It should also be noted that in comparing the two different data bases (Celera and Public), the main criteria to distinguish them is by the quality of the annotation associated with each gene and the tools available for homology search (such as the BLAST search engine) across different species. The graphical user interface (genome browser) is also important for user friendliness. With respect to these criteria, the Celera data base is considered to be slightly better than the public data base. However, other commercial vendors, all of whom have access to the public data on Genbank, may be even better than either of these, such as the Prophecy Data Base from DoubleTwist, Inc. of Oakland, CA. Also, other proprietary data bases, such as those from Incyte Genomics of Palo Alto, CA or Human Genome Sciences of Rockville, MD, may have particular advantages, since these proprietary data bases are derived form cDNA (and mRNA) rather than from raw sequence, where the punctuation marks (start and stop codons) are not always crisply defined.

The next " grand challenge" for biologists will be to understand the collection of proteins that are created by these [30 - 40] thousand genes -- their 3-dimensional shape (conformation), their function, their relationship to one another (quaternary structure), and their participation in linear pathways or weblike networks of interactions within the nucleus, cytoplasm, or in the blood stream. This will be important for the process of "drug discovery." But it will also be important for stem-cell technology. For example, understanding exactly where in the embryogenic program individual genes become active or subsequently become shut down will be important for finding out how stem cells form tissues, maintain the shape of organs, or heal wounds. How adult salamanders and axolotls can lose and grow new tails will be of great interest, once, of course, we understand why giraffes have long necks or elephants have long trunks.

The implications for drug discovery and for new treatments for immune incompetence, heart disease, stroke, cancer, and diabetes are obvious. Understanding "The Book of Life" will make the medicine of the 21st century qualitatively different from anything that has gone before. This weekend represented an important advance for the biological sciences. Such progress in our own lifetime is so significant that it permits us to seriously ask still more questions -- ones that we dared not ask before for fear of ridicule by our more conservative colleagues.

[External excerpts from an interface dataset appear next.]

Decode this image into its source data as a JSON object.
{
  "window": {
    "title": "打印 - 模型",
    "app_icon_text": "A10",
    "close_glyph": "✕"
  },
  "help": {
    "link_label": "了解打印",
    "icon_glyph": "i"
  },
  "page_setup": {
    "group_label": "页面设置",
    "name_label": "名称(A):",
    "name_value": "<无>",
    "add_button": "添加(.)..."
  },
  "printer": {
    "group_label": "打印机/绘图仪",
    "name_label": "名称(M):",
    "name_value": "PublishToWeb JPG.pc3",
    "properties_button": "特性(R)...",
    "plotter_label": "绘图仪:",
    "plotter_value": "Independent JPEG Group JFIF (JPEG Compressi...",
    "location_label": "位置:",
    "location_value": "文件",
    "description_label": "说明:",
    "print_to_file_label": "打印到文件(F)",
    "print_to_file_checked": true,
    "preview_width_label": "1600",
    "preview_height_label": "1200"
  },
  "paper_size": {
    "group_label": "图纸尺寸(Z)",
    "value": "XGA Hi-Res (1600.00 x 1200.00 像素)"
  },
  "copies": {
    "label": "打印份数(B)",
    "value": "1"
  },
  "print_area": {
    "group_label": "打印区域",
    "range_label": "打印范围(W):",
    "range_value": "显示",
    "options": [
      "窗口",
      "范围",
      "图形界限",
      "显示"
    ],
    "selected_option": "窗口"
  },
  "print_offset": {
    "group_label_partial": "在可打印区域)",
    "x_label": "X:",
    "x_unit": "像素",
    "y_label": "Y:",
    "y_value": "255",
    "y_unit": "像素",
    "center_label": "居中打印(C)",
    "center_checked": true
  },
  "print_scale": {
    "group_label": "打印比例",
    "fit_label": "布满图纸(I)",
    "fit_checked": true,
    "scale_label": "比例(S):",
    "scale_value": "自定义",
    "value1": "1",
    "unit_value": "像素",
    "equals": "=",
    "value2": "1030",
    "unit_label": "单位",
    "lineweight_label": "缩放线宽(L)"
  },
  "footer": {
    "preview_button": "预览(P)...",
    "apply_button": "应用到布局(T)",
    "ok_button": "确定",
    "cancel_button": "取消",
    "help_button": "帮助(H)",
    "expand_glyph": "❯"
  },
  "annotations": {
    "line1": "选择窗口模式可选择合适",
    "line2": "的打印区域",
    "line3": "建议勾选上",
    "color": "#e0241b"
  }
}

May we continue to live in interesting times.


1. J. Craig Venter, Mark D. Adams, et al, [with 275 co-authors] "The Sequence of the Human Genome," Science, Vol. 291, No. 5507, pp. 1304-1351 (February 16, 2001). http://www.aaas.org.

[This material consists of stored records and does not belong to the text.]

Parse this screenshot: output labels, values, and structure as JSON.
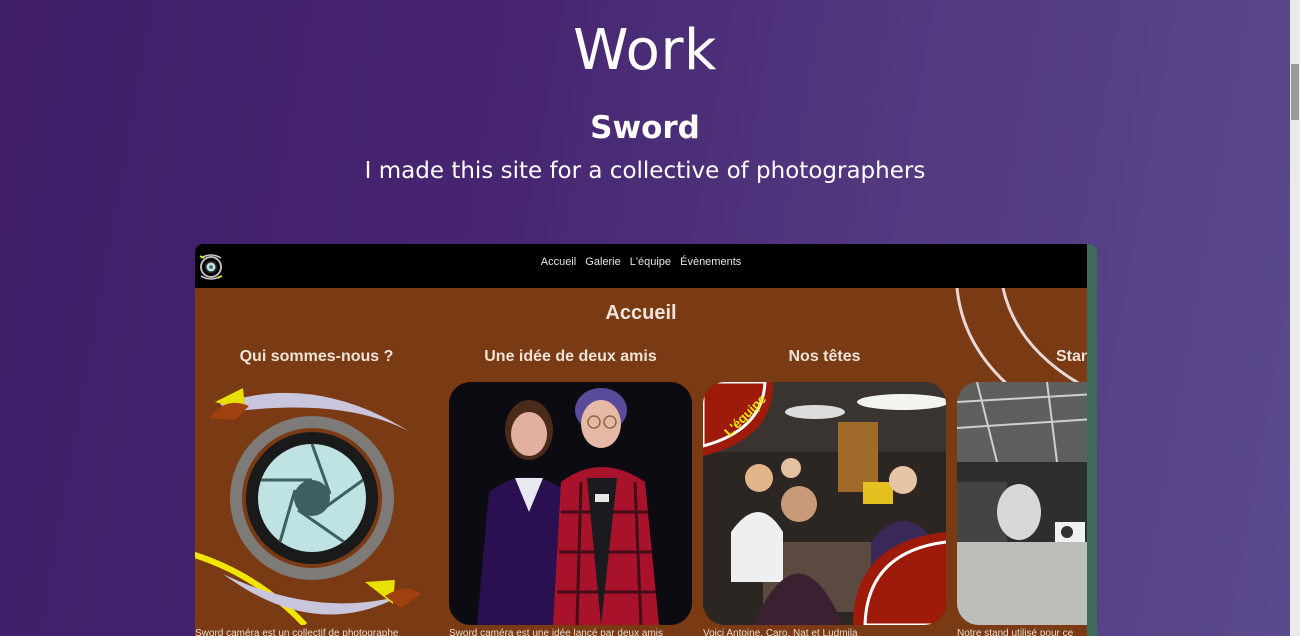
{
  "page": {
    "title": "Work"
  },
  "project": {
    "title": "Sword",
    "description": "I made this site for a collective of photographers"
  },
  "preview": {
    "nav": {
      "items": [
        "Accueil",
        "Galerie",
        "L'équipe",
        "Évènements"
      ]
    },
    "heading": "Accueil",
    "cards": [
      {
        "title": "Qui sommes-nous ?",
        "caption": "Sword caméra est un collectif de photographe",
        "icon": "aperture-logo"
      },
      {
        "title": "Une idée de deux amis",
        "caption": "Sword caméra est une idée lancé par deux amis",
        "icon": "two-friends-photo"
      },
      {
        "title": "Nos têtes",
        "caption": "Voici Antoine, Caro, Nat et Ludmila",
        "badge": "L'équipe",
        "icon": "team-photo"
      },
      {
        "title": "Stand",
        "caption": "Notre stand utilisé pour ce",
        "icon": "stand-photo"
      }
    ],
    "colors": {
      "nav_bg": "#000000",
      "content_bg": "#7a3a14",
      "accent_red": "#9e1a0a",
      "accent_yellow": "#f2e600"
    }
  }
}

2. Francis Collins and the International Human Genome Sequencing Consortium, "Initial Sequencing and Analysis of the Human Genome," Nature, Vol. 409, pp. 860-921 (February 15, 2001).http://www.nature.com.

3. DigiScript, Inc., 113 Seaboard Lane, Suite C-270; Franklin, TN 37067; Voice: 615-778-0780; http://www.digiscript.com.

4. Francis Collins, Editor, Educational Video of the Human Genome Project (TRT = ~10 minutes), http://www.nhgri.nih.gov/educationkit.

5. Natasha V. Raikhel, Editor-in-Chief, " Arabidopsis Genome: A Milestone in Plant Biology," Plant Physiology, Special Issue, Vol. 124, No. 4, pp. 1-1865 (December 2000).

6. Mark S. Frankel and Audrey R. Chapman, "Human Inheritable Genetic Modifications: Assessing Scientific, Ethical Religious, and Policy Issues," (September 2000) http://www.aaas.org/spp/dspp/sfrl/germline/main.html.

7. DoubleTwist, Inc. 2001 Broadway; Oakland, CA 94612; Voice: 510-628-0100; http://www.doubletwist.com (Internet access by means of a standard browser requires a subscription fee of $7,000 for ~500 annotated sequences).

8. Leonard Hayflick, University of California at San Francisco, "Biological Limits of Human Longevity," p. A39-40, Proc. of the AAAS 2001 Annual Meeting and Science Innovation Exposition (San Francisco, California; February 18, 2001).

9. J. Netting and L. Wang, "The Newly Sequenced Genome Bares All," Science News, Vol. 159, No. 7, pp. 100-101 (February 17, 2001).

10. "On Human Nature: Rival Versions of the Human Genome Have Been Published at Last. Despite Arguments between the Teams that Produced Them, the Results Are a Huge Step Towards a Proper Understanding of How Humans Work," The Economist, pp. 79-81 (February 17, 2001).